10. From that Red/White junction, it’s about .6 miles to the falls. Just keep strolling, enjoying the bucolic views to your left. (Also, has anyone ever used the word “bucolic” in conversation? It’s one of those words that people only write, like kudos and ilk.) But are there benches, you ask? Oh yes. Have a seat and continue pacing yourself.
11. When you arrive at the statue of an important-looking person, where a paved road continues straight out of the preserve, turn right to stay on the Red Trail. Hear more falling water yet?
12. As you approach the falls, hop on the little spur trail that takes you down right beside the creek, where there is another nice bench-and-arbor setup. If you didn’t polish off the Cheetos yet, now would be a good time to bust them out.
13. After you’re done checking out the falls, the nicest stretch of trail for the day (in my humble opinion) is just ahead.

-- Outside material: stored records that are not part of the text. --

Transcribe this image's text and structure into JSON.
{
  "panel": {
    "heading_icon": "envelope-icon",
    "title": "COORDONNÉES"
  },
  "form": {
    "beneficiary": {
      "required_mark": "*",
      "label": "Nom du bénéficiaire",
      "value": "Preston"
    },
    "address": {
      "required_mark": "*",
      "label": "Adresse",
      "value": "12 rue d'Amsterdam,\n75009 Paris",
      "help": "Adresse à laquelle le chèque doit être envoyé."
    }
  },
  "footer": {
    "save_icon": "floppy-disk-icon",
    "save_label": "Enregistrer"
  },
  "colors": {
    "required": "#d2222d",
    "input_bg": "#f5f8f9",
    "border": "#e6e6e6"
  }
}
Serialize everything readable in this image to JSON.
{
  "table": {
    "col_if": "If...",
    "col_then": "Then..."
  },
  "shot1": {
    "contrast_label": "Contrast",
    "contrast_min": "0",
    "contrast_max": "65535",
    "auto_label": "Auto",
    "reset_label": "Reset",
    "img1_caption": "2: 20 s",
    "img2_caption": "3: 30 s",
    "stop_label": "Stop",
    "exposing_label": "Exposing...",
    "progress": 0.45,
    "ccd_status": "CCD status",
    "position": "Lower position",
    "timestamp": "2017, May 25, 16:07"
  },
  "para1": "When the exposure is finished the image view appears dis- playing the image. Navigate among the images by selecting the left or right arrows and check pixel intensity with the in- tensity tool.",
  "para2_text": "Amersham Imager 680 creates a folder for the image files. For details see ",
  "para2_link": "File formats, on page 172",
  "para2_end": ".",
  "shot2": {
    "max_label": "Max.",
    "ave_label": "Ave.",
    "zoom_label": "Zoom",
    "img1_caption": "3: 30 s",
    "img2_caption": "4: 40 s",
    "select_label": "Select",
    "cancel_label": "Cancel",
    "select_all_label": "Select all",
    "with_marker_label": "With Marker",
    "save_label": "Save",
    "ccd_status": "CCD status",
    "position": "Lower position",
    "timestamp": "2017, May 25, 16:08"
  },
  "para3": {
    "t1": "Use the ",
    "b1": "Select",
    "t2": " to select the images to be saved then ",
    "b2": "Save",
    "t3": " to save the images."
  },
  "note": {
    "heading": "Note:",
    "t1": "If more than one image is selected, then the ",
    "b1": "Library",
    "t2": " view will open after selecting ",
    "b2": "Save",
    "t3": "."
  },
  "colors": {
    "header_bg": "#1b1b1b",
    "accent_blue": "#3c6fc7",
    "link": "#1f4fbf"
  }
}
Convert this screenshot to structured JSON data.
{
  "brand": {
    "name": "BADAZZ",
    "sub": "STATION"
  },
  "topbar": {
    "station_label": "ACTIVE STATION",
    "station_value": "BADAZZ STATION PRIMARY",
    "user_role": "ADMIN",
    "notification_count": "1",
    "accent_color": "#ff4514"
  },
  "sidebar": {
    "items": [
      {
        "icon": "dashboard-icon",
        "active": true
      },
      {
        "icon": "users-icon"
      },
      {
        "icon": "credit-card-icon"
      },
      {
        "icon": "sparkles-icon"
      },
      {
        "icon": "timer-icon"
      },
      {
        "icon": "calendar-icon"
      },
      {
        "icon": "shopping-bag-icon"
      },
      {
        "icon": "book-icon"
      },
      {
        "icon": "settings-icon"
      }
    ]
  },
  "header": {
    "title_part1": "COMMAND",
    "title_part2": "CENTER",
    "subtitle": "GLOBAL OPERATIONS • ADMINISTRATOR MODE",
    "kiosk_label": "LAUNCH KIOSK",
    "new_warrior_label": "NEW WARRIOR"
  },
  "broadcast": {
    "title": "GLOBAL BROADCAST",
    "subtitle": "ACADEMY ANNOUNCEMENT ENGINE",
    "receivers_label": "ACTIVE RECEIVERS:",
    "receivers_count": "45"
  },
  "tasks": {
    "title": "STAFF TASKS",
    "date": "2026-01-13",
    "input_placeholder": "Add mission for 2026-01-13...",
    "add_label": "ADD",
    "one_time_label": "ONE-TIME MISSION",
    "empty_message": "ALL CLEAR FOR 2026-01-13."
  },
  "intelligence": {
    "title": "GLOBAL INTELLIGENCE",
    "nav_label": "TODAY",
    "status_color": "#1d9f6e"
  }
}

Hop back onto the trail, following it above and behind the benches.
Keep heading downhill, ignoring the White Trail splitting off to your right (we’ll come back here in just a moment).
The creek drops into the ravine to your left as you walk high above it, heading down to the Hudson River once again. What a nice spot.
14. The trail dead-ends on a bank overlooking the spot where the creek runs into the Hudson. Take in the view for a moment, then head back up to the White Trail junction.
15. Turn left onto the White Trail.
Follow those blazes as you roll over some scenic hills, occasionally dropping down to the river’s edge. And, of course, passing some more scenic benches.
You’ll stroll almost a mile on the White Trail as it rolls along the river’s edge. Towards the end, it cuts inland again and dead-ends into the Red Trail, closing the loop.
16. Turn left onto the Red Trail to retrace your steps back to your car.
Aren’t you glad you came here instead of the mall?
Directions to the trailhead: From the Kingston-Rhinecliff Bridge headed west, take the first exit for Route 32 and go north. Follow Rt. 32 for 4.9 miles, then turn right onto Glasco Turnpike (and we use the term “turnpike” loosely). Continue straight in .3 miles as Glaso Turnpike merges with (and becomes) Delaware St. In one block, turn left onto York St. Are you on the right place? Yes, you’re in the right place. I know, doesn’t seem like it. In .2 miles, turn right onto Dominican Lane, which is nicely marked with Falling Waters Preserve signs.
Park in the large lot and let the adventure begin!
You can also get directions by checking out the Falling Waters Preserve entry on the HiketheHudsonValley.com Google map.
Sorta nearby address for your GPS: This address will put you on the entrance drive to the preserve:
1 Dominican Lane
Glasco, NY 12477
GPS coordinates of parking area: 42.04885, -73.94062 (Clicking will open in Google Maps or the Apple Maps app, depending on your browser/device.)
Super-cool Google Earth flyover of hike route:
Google Terrain Map of hike route:
Related resources:=If you’re looking for actual facts and/or useful information, visit these resources:
- The official Scenic Hudson Falling Waters Preserve homepage
- The official trail map
- A very informative article on the preserve and its origins from the Kingston Freeman: Falling Waters Preserve in Glasco offers plenty to see
- The preserve’s Facebook page
- A nice page on the preserve from the Esopus Creek Conservancy
Want to support trails in the Hudson Valley? Here’s one great way: Visit the New York-New Jersey Trail Conference homepage and click on Volunteer, Donate, or Shop! (Then you can volunteer, donate, or shop, depending on your mood.)